Without any pictures, output the records exactly as they are.

§ Records from a collection
<<<<

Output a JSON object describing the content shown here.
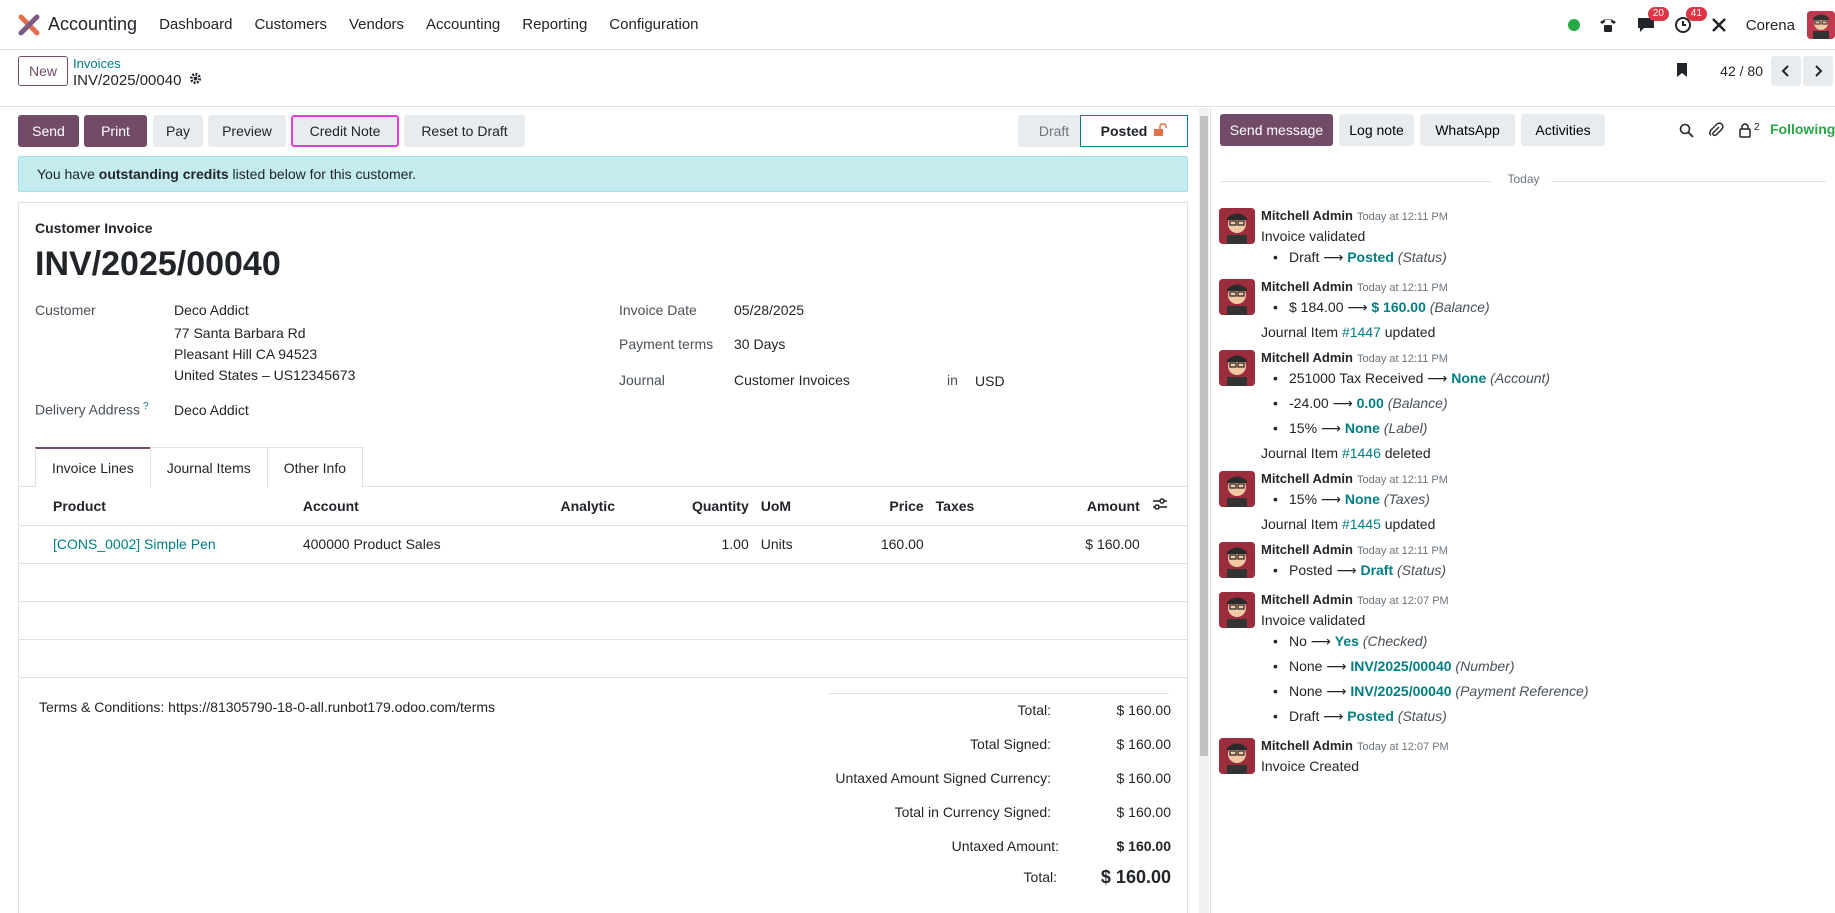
{
  "nav": {
    "app_name": "Accounting",
    "menu": [
      "Dashboard",
      "Customers",
      "Vendors",
      "Accounting",
      "Reporting",
      "Configuration"
    ],
    "messages_badge": "20",
    "activities_badge": "41",
    "company": "Corena"
  },
  "control": {
    "new_label": "New",
    "breadcrumb_parent": "Invoices",
    "breadcrumb_current": "INV/2025/00040",
    "pager": "42 / 80"
  },
  "actions": {
    "send": "Send",
    "print": "Print",
    "pay": "Pay",
    "preview": "Preview",
    "credit_note": "Credit Note",
    "reset": "Reset to Draft",
    "stage_draft": "Draft",
    "stage_posted": "Posted"
  },
  "alert": {
    "pre": "You have ",
    "bold": "outstanding credits",
    "post": " listed below for this customer."
  },
  "invoice": {
    "type": "Customer Invoice",
    "name": "INV/2025/00040",
    "customer_label": "Customer",
    "customer": "Deco Addict",
    "address1": "77 Santa Barbara Rd",
    "address2": "Pleasant Hill CA 94523",
    "address3": "United States – US12345673",
    "delivery_label": "Delivery Address",
    "delivery_help": "?",
    "delivery": "Deco Addict",
    "date_label": "Invoice Date",
    "date": "05/28/2025",
    "terms_label": "Payment terms",
    "terms": "30 Days",
    "journal_label": "Journal",
    "journal": "Customer Invoices",
    "in_label": "in",
    "currency": "USD"
  },
  "tabs": [
    "Invoice Lines",
    "Journal Items",
    "Other Info"
  ],
  "lines": {
    "headers": {
      "product": "Product",
      "account": "Account",
      "analytic": "Analytic",
      "quantity": "Quantity",
      "uom": "UoM",
      "price": "Price",
      "taxes": "Taxes",
      "amount": "Amount"
    },
    "rows": [
      {
        "product": "[CONS_0002] Simple Pen",
        "account": "400000 Product Sales",
        "analytic": "",
        "quantity": "1.00",
        "uom": "Units",
        "price": "160.00",
        "taxes": "",
        "amount": "$ 160.00"
      }
    ]
  },
  "footer": {
    "terms": "Terms & Conditions: https://81305790-18-0-all.runbot179.odoo.com/terms",
    "totals": [
      {
        "label": "Total:",
        "value": "$ 160.00"
      },
      {
        "label": "Total Signed:",
        "value": "$ 160.00"
      },
      {
        "label": "Untaxed Amount Signed Currency:",
        "value": "$ 160.00"
      },
      {
        "label": "Total in Currency Signed:",
        "value": "$ 160.00"
      },
      {
        "label": "Untaxed Amount:",
        "value": "$ 160.00"
      },
      {
        "label": "Total:",
        "value": "$ 160.00"
      }
    ]
  },
  "chatter": {
    "send_message": "Send message",
    "log_note": "Log note",
    "whatsapp": "WhatsApp",
    "activities": "Activities",
    "followers_count": "2",
    "following": "Following",
    "today": "Today",
    "author": "Mitchell Admin",
    "messages": [
      {
        "time": "Today at 12:11 PM",
        "title": "Invoice validated",
        "changes": [
          {
            "old": "Draft",
            "new": "Posted",
            "field": "(Status)"
          }
        ]
      },
      {
        "time": "Today at 12:11 PM",
        "changes": [
          {
            "old": "$ 184.00",
            "new": "$ 160.00",
            "field": "(Balance)"
          }
        ],
        "after": {
          "pre": "Journal Item ",
          "link": "#1447",
          "post": " updated"
        }
      },
      {
        "time": "Today at 12:11 PM",
        "changes": [
          {
            "old": "251000 Tax Received",
            "new": "None",
            "field": "(Account)"
          },
          {
            "old": "-24.00",
            "new": "0.00",
            "field": "(Balance)"
          },
          {
            "old": "15%",
            "new": "None",
            "field": "(Label)"
          }
        ],
        "after": {
          "pre": "Journal Item ",
          "link": "#1446",
          "post": " deleted"
        }
      },
      {
        "time": "Today at 12:11 PM",
        "changes": [
          {
            "old": "15%",
            "new": "None",
            "field": "(Taxes)"
          }
        ],
        "after": {
          "pre": "Journal Item ",
          "link": "#1445",
          "post": " updated"
        }
      },
      {
        "time": "Today at 12:11 PM",
        "changes": [
          {
            "old": "Posted",
            "new": "Draft",
            "field": "(Status)"
          }
        ]
      },
      {
        "time": "Today at 12:07 PM",
        "title": "Invoice validated",
        "changes": [
          {
            "old": "No",
            "new": "Yes",
            "field": "(Checked)"
          },
          {
            "old": "None",
            "new": "INV/2025/00040",
            "field": "(Number)"
          },
          {
            "old": "None",
            "new": "INV/2025/00040",
            "field": "(Payment Reference)"
          },
          {
            "old": "Draft",
            "new": "Posted",
            "field": "(Status)"
          }
        ]
      },
      {
        "time": "Today at 12:07 PM",
        "title": "Invoice Created"
      }
    ]
  }
}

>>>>

§ ANSWER TO THE PROBLEM
Output a JSON object describing the content shown here.
{
  "nav": {
    "app_name": "Accounting",
    "menu": [
      "Dashboard",
      "Customers",
      "Vendors",
      "Accounting",
      "Reporting",
      "Configuration"
    ],
    "messages_badge": "20",
    "activities_badge": "41",
    "company": "Corena"
  },
  "control": {
    "new_label": "New",
    "breadcrumb_parent": "Invoices",
    "breadcrumb_current": "INV/2025/00040",
    "pager": "42 / 80"
  },
  "actions": {
    "send": "Send",
    "print": "Print",
    "pay": "Pay",
    "preview": "Preview",
    "credit_note": "Credit Note",
    "reset": "Reset to Draft",
    "stage_draft": "Draft",
    "stage_posted": "Posted"
  },
  "alert": {
    "pre": "You have ",
    "bold": "outstanding credits",
    "post": " listed below for this customer."
  },
  "invoice": {
    "type": "Customer Invoice",
    "name": "INV/2025/00040",
    "customer_label": "Customer",
    "customer": "Deco Addict",
    "address1": "77 Santa Barbara Rd",
    "address2": "Pleasant Hill CA 94523",
    "address3": "United States – US12345673",
    "delivery_label": "Delivery Address",
    "delivery_help": "?",
    "delivery": "Deco Addict",
    "date_label": "Invoice Date",
    "date": "05/28/2025",
    "terms_label": "Payment terms",
    "terms": "30 Days",
    "journal_label": "Journal",
    "journal": "Customer Invoices",
    "in_label": "in",
    "currency": "USD"
  },
  "tabs": [
    "Invoice Lines",
    "Journal Items",
    "Other Info"
  ],
  "lines": {
    "headers": {
      "product": "Product",
      "account": "Account",
      "analytic": "Analytic",
      "quantity": "Quantity",
      "uom": "UoM",
      "price": "Price",
      "taxes": "Taxes",
      "amount": "Amount"
    },
    "rows": [
      {
        "product": "[CONS_0002] Simple Pen",
        "account": "400000 Product Sales",
        "analytic": "",
        "quantity": "1.00",
        "uom": "Units",
        "price": "160.00",
        "taxes": "",
        "amount": "$ 160.00"
      }
    ]
  },
  "footer": {
    "terms": "Terms & Conditions: https://81305790-18-0-all.runbot179.odoo.com/terms",
    "totals": [
      {
        "label": "Total:",
        "value": "$ 160.00"
      },
      {
        "label": "Total Signed:",
        "value": "$ 160.00"
      },
      {
        "label": "Untaxed Amount Signed Currency:",
        "value": "$ 160.00"
      },
      {
        "label": "Total in Currency Signed:",
        "value": "$ 160.00"
      },
      {
        "label": "Untaxed Amount:",
        "value": "$ 160.00"
      },
      {
        "label": "Total:",
        "value": "$ 160.00"
      }
    ]
  },
  "chatter": {
    "send_message": "Send message",
    "log_note": "Log note",
    "whatsapp": "WhatsApp",
    "activities": "Activities",
    "followers_count": "2",
    "following": "Following",
    "today": "Today",
    "author": "Mitchell Admin",
    "messages": [
      {
        "time": "Today at 12:11 PM",
        "title": "Invoice validated",
        "changes": [
          {
            "old": "Draft",
            "new": "Posted",
            "field": "(Status)"
          }
        ]
      },
      {
        "time": "Today at 12:11 PM",
        "changes": [
          {
            "old": "$ 184.00",
            "new": "$ 160.00",
            "field": "(Balance)"
          }
        ],
        "after": {
          "pre": "Journal Item ",
          "link": "#1447",
          "post": " updated"
        }
      },
      {
        "time": "Today at 12:11 PM",
        "changes": [
          {
            "old": "251000 Tax Received",
            "new": "None",
            "field": "(Account)"
          },
          {
            "old": "-24.00",
            "new": "0.00",
            "field": "(Balance)"
          },
          {
            "old": "15%",
            "new": "None",
            "field": "(Label)"
          }
        ],
        "after": {
          "pre": "Journal Item ",
          "link": "#1446",
          "post": " deleted"
        }
      },
      {
        "time": "Today at 12:11 PM",
        "changes": [
          {
            "old": "15%",
            "new": "None",
            "field": "(Taxes)"
          }
        ],
        "after": {
          "pre": "Journal Item ",
          "link": "#1445",
          "post": " updated"
        }
      },
      {
        "time": "Today at 12:11 PM",
        "changes": [
          {
            "old": "Posted",
            "new": "Draft",
            "field": "(Status)"
          }
        ]
      },
      {
        "time": "Today at 12:07 PM",
        "title": "Invoice validated",
        "changes": [
          {
            "old": "No",
            "new": "Yes",
            "field": "(Checked)"
          },
          {
            "old": "None",
            "new": "INV/2025/00040",
            "field": "(Number)"
          },
          {
            "old": "None",
            "new": "INV/2025/00040",
            "field": "(Payment Reference)"
          },
          {
            "old": "Draft",
            "new": "Posted",
            "field": "(Status)"
          }
        ]
      },
      {
        "time": "Today at 12:07 PM",
        "title": "Invoice Created"
      }
    ]
  }
}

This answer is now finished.